Managing Your Cash Flow

Lending to SMEs under EFG scheme plummets

2 min read

13 September 2011

Lending under the government’s flagship Enterprise Finance Guarantee (EFG) has nose-dived, according to a report out this week.

The value of loans offered under the Enterprise Finance Guarantee scheme fell to £433m in the 12 months to the end of June 2011, down from £742m during the previous 12-month period, says independent finance provider Syscap. That’s a drop of 42 per cent. 

Click on the chart below to enlarge.

In the most recent quarter (April to June 2011), just £93.1m worth of loans were offered to small businesses under the Enterprise Finance Guarantee scheme, down from a peak of £254.9m in same quarter of 2009.  

If that trend continues, the government is unlikely to reach the £600m allocated for additional lending under the scheme between April 1, 2011 and March 31, 2012.

The Enterprise Finance Guarantee scheme was announced in November 2008, and was designed to increase the availability of finance for SMEs. Under the scheme, the government guarantees 75 per cent of the value of lending in an individual loan to a business with a turnover of less than £25m. The Enterprise Finance Guarantee scheme itself is capped at 9.225 per cent of total funds lent out by each finance provider. 

The scheme allows invoice financing but excludes lease financing.  

“With economic performance in the last two quarters looking lacklustre and the on-going Eurozone crisis continuing to erode business confidence, an expansion of lending under the Enterprise Finance Guarantee scheme is urgently needed to help put the economy and job creation firmly back on the growth track,” comments Philip White, chief executive of Syscap. “But with the value of Enterprise Finance Guarantee loans offered during the first quarter of this financial year so low, it’s looking highly unlikely that the scheme will make much of an inroad into the £600m that has been put aside for it.

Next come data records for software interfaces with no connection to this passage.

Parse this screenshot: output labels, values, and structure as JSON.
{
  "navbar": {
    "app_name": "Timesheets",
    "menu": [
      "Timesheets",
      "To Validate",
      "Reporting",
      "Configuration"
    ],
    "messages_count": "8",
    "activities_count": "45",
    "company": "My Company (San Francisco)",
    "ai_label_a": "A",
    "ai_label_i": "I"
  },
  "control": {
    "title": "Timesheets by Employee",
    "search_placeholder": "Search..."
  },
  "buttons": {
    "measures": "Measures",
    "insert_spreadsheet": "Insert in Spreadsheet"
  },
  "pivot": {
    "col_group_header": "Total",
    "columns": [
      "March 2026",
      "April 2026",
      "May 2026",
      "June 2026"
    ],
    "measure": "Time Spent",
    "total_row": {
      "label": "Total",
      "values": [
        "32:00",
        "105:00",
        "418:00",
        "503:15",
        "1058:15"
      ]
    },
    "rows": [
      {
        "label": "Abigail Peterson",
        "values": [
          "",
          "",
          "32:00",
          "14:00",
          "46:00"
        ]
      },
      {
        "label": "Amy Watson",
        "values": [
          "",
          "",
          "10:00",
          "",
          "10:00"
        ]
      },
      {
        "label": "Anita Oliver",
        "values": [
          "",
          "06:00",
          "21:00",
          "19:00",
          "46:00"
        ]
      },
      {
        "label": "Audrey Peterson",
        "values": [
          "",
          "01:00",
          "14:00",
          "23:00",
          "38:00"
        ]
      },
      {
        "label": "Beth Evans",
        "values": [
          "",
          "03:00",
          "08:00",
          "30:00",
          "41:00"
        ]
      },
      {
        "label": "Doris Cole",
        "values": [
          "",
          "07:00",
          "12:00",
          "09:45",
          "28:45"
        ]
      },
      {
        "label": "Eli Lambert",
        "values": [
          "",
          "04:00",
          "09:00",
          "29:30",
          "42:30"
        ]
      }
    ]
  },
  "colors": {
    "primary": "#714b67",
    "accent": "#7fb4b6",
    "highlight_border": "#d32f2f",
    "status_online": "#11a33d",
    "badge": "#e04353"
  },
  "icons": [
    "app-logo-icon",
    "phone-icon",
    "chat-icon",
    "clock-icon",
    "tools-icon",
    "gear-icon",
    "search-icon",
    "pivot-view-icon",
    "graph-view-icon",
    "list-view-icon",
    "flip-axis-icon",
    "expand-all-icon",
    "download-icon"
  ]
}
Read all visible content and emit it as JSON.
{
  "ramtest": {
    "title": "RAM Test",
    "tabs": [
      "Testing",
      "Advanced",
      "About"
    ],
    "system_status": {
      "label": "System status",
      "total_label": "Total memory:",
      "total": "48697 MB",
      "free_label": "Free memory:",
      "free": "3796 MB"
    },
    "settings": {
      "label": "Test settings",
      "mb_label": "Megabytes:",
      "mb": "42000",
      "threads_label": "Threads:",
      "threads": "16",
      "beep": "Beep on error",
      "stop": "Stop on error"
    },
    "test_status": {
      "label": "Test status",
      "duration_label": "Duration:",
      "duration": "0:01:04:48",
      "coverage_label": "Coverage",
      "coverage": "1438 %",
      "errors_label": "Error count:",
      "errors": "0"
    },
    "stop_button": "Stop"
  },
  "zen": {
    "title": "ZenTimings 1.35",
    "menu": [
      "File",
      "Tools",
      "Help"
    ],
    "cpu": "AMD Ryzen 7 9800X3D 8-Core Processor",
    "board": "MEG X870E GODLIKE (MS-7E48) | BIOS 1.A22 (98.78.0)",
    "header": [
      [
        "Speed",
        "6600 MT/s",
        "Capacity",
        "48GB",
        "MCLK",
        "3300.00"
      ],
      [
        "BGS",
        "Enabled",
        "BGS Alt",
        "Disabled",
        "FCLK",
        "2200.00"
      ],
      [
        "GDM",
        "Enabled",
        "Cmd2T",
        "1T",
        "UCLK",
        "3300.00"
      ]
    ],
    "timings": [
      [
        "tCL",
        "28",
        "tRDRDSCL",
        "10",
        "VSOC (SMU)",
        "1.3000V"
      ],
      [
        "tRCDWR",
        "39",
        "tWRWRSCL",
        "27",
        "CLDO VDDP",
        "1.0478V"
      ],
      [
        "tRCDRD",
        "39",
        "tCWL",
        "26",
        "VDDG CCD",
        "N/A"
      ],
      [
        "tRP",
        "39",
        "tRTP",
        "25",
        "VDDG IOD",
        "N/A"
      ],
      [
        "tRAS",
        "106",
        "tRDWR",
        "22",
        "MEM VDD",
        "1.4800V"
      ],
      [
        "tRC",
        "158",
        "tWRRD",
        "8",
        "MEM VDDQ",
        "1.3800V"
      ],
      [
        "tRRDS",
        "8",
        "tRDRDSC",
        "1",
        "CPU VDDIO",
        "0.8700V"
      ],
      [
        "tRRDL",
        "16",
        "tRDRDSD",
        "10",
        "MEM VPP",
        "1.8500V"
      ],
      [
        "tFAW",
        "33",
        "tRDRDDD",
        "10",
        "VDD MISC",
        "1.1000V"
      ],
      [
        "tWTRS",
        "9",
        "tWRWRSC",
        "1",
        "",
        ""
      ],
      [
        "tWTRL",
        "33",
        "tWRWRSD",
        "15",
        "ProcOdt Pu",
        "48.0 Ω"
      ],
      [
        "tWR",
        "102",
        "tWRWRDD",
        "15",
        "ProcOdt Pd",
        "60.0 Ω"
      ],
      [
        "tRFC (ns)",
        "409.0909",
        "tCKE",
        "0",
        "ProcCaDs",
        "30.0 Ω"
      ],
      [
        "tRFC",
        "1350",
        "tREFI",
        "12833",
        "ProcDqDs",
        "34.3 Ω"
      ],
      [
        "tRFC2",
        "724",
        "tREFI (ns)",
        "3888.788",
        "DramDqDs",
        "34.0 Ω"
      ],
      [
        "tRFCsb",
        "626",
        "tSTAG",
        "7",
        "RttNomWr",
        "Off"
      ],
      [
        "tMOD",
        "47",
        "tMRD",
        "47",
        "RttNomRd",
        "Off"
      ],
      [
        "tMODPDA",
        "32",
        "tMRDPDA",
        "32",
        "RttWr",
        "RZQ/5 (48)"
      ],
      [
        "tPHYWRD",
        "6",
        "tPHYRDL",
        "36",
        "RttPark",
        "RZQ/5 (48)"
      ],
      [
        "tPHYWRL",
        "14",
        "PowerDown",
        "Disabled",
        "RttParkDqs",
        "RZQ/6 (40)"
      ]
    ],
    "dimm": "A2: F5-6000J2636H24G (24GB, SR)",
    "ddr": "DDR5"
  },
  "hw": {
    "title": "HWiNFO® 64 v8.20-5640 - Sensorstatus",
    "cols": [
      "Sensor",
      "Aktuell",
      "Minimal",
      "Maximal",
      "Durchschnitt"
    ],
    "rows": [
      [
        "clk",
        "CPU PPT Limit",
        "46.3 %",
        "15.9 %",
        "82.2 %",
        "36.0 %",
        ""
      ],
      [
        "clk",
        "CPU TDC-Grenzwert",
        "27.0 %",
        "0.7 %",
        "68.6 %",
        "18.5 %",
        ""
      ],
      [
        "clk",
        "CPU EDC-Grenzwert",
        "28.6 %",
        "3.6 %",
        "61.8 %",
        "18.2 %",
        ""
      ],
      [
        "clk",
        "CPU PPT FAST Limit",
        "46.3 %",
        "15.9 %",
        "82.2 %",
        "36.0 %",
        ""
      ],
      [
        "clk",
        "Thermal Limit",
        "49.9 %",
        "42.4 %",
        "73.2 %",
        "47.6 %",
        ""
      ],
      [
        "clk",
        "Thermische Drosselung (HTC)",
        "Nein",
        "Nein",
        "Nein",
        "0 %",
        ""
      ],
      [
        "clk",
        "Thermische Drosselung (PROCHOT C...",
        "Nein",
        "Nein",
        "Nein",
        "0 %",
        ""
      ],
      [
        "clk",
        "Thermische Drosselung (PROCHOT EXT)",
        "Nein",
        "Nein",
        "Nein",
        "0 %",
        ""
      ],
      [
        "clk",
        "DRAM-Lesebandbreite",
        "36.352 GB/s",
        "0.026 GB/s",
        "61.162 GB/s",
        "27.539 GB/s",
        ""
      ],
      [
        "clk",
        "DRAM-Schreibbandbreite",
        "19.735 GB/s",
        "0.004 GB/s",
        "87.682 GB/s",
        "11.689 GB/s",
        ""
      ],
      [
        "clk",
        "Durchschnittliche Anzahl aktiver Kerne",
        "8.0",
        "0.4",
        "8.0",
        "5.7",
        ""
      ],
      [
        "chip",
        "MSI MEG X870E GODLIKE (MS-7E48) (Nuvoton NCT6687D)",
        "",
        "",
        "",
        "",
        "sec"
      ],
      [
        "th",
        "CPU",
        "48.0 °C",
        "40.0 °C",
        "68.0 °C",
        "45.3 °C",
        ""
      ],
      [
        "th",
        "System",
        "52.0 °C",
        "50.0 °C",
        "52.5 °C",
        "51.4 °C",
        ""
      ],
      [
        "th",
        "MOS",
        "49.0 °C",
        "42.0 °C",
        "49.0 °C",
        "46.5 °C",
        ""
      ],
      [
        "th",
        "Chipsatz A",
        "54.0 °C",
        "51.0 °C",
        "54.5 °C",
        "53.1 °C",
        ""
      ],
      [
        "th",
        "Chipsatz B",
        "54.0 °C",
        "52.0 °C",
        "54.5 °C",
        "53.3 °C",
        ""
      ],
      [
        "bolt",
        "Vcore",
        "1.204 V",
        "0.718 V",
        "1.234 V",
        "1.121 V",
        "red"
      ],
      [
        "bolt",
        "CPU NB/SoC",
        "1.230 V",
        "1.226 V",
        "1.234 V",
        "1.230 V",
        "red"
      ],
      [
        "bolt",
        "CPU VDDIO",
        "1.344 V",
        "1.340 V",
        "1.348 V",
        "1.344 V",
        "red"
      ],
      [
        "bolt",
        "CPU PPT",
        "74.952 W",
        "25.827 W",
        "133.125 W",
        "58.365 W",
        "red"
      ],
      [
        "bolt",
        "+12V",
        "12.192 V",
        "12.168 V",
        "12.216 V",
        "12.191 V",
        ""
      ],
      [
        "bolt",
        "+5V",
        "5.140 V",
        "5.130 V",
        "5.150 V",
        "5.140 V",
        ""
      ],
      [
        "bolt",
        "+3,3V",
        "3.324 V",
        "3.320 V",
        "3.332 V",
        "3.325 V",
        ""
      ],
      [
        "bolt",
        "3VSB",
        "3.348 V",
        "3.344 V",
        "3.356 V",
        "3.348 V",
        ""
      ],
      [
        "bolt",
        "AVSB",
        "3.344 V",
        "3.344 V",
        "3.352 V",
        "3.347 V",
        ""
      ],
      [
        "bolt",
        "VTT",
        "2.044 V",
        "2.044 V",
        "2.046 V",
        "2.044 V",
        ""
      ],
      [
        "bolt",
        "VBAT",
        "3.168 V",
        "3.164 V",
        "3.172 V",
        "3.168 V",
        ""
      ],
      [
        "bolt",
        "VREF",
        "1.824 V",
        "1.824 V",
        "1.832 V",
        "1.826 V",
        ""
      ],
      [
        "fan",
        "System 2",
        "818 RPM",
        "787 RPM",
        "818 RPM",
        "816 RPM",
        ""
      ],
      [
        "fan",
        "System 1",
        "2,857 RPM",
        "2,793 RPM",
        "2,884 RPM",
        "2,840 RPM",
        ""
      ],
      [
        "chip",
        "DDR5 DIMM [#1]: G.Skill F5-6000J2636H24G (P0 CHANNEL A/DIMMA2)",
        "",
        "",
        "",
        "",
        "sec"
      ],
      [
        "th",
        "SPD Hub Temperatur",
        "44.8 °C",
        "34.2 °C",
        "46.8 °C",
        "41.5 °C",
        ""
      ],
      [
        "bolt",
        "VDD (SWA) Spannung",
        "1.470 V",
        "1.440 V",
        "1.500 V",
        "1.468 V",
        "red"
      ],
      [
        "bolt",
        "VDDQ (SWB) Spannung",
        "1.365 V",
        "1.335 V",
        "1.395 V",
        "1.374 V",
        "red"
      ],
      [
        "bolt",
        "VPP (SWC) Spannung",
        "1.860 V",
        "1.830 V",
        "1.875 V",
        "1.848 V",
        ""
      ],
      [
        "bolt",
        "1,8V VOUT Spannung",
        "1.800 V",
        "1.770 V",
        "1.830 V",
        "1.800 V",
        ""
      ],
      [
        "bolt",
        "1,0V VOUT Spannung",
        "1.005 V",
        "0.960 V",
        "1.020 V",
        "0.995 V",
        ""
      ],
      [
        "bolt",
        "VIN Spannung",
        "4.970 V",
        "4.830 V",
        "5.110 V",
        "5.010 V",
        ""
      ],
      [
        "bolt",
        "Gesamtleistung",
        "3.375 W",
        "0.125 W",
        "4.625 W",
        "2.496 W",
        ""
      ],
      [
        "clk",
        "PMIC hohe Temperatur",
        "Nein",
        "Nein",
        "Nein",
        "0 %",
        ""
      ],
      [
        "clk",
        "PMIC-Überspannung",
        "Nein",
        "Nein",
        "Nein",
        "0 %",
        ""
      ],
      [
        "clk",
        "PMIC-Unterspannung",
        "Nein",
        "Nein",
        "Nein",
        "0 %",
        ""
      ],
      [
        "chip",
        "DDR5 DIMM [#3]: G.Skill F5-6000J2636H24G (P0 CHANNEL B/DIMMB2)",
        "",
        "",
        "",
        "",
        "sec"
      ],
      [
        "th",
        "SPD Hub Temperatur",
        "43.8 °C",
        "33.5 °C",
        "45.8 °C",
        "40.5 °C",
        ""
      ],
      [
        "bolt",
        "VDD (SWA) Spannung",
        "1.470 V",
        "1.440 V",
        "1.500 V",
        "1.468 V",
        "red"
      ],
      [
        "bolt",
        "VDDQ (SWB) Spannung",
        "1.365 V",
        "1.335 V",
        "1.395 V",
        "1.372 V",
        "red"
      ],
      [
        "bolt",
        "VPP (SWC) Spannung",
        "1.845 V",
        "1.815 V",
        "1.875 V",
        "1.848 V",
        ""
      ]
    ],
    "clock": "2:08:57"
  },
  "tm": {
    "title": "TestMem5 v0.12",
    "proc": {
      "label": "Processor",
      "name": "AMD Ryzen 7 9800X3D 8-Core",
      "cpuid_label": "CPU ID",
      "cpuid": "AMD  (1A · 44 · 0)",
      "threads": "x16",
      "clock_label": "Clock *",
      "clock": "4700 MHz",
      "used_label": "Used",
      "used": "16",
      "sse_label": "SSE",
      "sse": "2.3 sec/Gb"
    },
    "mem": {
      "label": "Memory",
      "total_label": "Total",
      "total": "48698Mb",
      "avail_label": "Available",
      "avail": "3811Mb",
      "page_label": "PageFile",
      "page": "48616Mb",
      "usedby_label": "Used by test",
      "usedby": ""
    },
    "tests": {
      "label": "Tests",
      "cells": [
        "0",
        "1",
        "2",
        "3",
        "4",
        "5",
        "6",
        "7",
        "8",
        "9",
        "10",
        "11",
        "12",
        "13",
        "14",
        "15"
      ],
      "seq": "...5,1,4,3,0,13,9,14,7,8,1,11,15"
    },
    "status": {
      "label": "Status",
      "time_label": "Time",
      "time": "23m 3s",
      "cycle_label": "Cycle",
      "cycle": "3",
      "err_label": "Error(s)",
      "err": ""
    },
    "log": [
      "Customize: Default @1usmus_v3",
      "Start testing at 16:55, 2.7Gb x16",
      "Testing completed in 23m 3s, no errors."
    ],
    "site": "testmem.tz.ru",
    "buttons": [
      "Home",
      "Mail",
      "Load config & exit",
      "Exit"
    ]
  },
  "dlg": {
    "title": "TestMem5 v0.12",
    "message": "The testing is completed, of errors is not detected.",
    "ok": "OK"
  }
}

“One reason for this may be that the scheme still excludes leasing – which is a crucial source of financing for SMEs for many reasons – not least because it is used by businesses to acquire new IT and machinery. It is exactly the kind of capital investment that we need to start a sustainable recovery.”